* **EXERCISE DATA**
▼

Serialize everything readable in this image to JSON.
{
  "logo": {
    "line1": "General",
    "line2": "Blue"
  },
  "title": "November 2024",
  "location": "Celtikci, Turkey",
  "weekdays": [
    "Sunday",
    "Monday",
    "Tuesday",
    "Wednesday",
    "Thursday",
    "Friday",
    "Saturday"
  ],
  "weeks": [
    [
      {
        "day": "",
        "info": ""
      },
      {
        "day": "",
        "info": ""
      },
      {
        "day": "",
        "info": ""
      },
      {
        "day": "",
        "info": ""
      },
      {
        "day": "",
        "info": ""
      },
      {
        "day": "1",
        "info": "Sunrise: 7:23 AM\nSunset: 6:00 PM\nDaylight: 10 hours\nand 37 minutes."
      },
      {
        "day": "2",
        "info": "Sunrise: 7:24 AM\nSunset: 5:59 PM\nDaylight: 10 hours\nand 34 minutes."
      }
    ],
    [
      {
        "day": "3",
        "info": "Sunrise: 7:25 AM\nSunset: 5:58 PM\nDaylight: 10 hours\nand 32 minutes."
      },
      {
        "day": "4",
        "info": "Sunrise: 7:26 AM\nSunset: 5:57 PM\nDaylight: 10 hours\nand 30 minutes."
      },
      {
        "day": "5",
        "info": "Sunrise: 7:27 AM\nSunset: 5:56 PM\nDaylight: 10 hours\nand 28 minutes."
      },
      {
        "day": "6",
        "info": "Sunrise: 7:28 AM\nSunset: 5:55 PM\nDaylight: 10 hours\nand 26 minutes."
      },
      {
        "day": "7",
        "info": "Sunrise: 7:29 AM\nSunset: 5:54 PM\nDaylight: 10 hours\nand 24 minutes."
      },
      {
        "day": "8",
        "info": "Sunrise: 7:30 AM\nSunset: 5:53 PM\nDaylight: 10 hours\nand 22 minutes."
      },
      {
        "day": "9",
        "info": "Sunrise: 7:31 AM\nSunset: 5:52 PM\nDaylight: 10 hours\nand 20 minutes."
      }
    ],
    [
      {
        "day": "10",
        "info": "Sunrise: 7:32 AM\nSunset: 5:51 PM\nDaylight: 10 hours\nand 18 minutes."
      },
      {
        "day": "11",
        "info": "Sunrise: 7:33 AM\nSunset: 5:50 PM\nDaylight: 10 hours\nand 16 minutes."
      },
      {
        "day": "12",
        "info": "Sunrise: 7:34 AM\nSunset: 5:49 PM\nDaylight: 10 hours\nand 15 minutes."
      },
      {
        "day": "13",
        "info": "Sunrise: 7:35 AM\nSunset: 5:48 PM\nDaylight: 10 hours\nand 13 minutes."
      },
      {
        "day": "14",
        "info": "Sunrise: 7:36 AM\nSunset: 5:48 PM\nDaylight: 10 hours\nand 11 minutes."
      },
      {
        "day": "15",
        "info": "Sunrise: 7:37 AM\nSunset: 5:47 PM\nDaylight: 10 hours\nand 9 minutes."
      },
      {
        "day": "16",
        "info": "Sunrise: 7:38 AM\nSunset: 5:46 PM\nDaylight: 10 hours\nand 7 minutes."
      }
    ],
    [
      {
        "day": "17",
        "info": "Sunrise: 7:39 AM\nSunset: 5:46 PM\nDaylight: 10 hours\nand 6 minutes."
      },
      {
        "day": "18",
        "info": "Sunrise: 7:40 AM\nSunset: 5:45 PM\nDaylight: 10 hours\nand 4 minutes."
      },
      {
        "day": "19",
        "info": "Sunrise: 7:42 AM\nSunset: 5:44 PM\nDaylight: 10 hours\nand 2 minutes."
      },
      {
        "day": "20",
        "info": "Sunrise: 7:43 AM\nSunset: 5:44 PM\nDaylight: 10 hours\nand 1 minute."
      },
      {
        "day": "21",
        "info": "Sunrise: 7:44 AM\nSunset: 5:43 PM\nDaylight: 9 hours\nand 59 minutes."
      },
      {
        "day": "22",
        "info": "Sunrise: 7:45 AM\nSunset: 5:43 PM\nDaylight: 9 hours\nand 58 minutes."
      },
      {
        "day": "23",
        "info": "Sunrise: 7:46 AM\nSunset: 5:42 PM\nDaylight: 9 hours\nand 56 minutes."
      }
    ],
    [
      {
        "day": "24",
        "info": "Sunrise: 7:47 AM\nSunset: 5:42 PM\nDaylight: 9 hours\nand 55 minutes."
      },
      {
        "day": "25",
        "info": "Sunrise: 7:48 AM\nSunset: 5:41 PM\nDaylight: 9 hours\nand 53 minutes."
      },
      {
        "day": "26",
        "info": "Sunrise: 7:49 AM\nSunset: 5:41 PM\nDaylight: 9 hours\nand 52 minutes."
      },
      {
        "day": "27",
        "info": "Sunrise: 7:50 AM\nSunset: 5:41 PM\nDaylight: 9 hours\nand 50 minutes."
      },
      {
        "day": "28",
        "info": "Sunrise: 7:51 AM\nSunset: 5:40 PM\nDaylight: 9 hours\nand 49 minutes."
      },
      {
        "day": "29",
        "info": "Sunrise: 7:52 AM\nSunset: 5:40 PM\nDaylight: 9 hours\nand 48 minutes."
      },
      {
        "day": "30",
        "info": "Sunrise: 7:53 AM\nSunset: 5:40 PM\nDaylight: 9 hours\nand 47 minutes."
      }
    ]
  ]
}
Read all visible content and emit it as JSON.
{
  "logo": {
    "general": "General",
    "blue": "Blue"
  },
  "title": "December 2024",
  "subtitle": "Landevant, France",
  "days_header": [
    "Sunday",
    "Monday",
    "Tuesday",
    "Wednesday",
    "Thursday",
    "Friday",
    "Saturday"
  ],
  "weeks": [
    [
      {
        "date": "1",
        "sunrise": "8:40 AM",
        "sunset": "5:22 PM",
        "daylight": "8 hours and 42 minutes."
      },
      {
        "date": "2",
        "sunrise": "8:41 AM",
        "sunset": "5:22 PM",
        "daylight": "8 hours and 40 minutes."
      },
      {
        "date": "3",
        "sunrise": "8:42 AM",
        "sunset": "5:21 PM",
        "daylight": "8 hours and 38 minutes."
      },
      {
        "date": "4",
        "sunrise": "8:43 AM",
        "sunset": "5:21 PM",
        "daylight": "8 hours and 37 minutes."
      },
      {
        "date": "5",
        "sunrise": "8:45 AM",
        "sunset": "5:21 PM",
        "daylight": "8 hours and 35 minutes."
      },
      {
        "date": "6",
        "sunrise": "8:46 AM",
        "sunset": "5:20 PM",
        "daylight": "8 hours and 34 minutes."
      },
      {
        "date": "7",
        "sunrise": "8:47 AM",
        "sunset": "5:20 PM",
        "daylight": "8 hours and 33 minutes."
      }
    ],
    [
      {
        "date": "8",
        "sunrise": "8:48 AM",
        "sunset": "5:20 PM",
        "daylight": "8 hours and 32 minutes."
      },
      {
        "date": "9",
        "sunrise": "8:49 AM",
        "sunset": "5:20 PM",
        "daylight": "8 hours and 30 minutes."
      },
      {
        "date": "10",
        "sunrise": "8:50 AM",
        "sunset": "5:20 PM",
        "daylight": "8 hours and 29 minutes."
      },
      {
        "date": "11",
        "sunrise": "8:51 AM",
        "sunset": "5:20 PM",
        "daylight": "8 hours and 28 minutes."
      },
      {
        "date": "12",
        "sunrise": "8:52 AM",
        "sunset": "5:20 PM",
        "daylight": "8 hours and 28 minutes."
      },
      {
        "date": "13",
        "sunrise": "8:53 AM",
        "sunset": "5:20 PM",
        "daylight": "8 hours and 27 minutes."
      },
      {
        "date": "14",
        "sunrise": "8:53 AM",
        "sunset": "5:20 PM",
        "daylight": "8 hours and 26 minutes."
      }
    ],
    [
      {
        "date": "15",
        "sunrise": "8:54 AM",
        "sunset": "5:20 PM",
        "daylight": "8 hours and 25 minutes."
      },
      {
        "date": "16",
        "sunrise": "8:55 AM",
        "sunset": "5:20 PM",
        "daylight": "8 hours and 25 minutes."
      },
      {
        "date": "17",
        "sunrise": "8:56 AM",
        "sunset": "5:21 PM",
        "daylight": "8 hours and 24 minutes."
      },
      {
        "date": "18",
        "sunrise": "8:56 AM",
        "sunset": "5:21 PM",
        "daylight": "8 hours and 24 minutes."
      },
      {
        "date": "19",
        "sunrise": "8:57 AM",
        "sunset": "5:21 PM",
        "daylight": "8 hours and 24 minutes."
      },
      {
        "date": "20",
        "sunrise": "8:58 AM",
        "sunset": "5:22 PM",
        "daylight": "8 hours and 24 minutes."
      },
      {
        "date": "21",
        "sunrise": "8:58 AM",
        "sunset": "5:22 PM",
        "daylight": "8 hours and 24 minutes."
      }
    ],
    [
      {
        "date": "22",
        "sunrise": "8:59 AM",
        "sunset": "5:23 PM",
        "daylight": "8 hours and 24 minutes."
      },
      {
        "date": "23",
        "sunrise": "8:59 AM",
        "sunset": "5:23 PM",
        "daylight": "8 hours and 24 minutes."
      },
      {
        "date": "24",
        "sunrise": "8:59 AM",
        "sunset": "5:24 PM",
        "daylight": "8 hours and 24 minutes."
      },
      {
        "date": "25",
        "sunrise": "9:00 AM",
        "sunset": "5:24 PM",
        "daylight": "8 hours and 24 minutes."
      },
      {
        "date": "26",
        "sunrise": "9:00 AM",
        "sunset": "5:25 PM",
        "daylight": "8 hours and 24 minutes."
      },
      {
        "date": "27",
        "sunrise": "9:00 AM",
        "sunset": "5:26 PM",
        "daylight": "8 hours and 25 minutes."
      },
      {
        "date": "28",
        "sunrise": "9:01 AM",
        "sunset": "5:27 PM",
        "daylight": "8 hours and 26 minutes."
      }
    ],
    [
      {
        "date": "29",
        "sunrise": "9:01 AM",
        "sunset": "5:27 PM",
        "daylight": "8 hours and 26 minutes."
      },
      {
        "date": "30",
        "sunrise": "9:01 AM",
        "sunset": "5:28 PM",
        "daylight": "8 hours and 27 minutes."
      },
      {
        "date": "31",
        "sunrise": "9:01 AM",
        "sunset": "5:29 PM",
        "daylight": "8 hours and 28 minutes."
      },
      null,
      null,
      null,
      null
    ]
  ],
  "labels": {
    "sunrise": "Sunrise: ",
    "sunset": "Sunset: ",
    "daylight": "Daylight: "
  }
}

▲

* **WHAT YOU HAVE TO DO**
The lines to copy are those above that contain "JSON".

* **RESULT OF THE EXERCISE**
Serialize everything readable in this image to JSON.
Read all visible content and emit it as JSON.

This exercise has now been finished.